At the end of one of my favourite podcasts, the host asks the guest what advice he'd give his 21 year old self. A lot of people sit on the fence and say they would want to learn the lessons the hard way. But others give some humbling wisdom that might make you reevaluate an aspect of how you view the world.
I'm not promising to be able to offer that. In fact, I promise you that this is nowhere near on that level. But, as a purely selfish endeavour, I thought it would be useful to put this down on the page, rather than keep it in my head.
So, if I were to ask myself, what advice I'd give my 21 year old self, I think it would be this:
Plan for a long term goal. Define it, shape it, visualise it. Feel what it will be like once you achieve it... Experience it fully for a moment. Then let it go.

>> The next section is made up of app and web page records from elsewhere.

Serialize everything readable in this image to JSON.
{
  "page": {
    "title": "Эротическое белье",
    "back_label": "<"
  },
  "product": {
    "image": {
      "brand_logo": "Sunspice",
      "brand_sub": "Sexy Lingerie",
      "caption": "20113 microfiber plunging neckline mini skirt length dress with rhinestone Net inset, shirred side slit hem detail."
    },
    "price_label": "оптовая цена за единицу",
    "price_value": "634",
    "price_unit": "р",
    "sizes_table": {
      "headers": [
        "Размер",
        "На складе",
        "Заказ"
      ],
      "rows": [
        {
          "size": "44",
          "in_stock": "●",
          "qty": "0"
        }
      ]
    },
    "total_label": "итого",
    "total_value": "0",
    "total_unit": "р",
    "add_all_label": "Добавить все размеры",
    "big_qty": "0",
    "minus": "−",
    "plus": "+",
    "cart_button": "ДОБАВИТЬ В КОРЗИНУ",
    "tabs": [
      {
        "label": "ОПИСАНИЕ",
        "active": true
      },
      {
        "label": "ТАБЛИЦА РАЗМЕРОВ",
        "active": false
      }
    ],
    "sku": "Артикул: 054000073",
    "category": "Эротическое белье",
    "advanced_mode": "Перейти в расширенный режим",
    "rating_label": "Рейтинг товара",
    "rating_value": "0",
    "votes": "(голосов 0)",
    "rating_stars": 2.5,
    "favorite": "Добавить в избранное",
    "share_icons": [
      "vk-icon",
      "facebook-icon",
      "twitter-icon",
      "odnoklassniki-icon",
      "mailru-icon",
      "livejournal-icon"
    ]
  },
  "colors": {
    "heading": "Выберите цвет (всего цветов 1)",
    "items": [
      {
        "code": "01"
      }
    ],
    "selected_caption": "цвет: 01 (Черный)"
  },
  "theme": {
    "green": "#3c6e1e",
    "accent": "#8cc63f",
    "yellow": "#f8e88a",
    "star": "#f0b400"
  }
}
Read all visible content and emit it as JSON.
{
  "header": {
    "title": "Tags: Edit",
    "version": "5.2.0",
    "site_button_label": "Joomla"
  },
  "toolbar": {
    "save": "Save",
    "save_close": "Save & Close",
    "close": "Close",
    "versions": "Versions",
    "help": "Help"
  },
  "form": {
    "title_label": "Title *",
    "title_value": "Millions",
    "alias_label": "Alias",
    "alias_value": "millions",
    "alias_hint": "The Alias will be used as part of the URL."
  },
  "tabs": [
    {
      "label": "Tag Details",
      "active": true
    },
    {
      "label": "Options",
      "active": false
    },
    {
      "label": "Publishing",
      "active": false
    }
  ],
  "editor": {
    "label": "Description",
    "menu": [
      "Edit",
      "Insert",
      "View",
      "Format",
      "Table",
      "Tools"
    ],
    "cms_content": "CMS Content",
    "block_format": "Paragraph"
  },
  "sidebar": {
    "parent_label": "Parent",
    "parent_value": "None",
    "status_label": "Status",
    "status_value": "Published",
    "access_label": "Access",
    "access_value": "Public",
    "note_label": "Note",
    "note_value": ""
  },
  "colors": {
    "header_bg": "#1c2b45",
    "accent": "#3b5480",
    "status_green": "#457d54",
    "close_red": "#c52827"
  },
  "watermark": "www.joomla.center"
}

The next step is to focus in on the short term. The next job you do is the best job you can possibly do.
And repeat day after day.
The big time jobs don't come without dozens and dozens of small time jobs. But you've got to love those ones. Because they're the ones that will put food on your table and pay your mortgage month after month.
The one or two 'cool' jobs that come in from time to time; that shine away in your portfolio... They aren't what you can expect to do very often.
But when you approach every job with the goal of making it as good as it can possibly be, it changes your mindset. You begin to enjoy the 'shitty' jobs, and after a little while... You just get far fewer shitty jobs.
But do you know what, nothing changed, only you did.
It feels like a quote Mr. Miyagi would tell Daniel... 'No such thing bad client, only bad designer'... I am not endorsing that statement fully; but I think there is SOME truth to it.
The more experienced I get as a graphic designer, and especially since owning my own business, the more I realise how much the 'journey' a customer goes down matters. (I'd say at least as much as the quality of the end product).
When people go to get a logo designed, it's a cool thing for them to do. Or at least it should be.
We must make them feel like they are buying an expensive new car.
We're there to work WITH them to help tell THEIR story. We're there for ideas, marketing ability and of course the technical skills to execute. But, we add real VALUE to the customer's experience when we involve them in the process.
You should start with a conversation. Ask what they're trying to achieve. And actually use those words. It's the best question to get to the heart of problem you need to solve.
But then dig deeper. Keep asking 'how?' and 'why?'... Find out what the real message is, then you can truly tell their story.
If I'd known this at 21... I'd have had a much smoother life, and maybe had a better hairline. One thing though, I'd have made some better logos.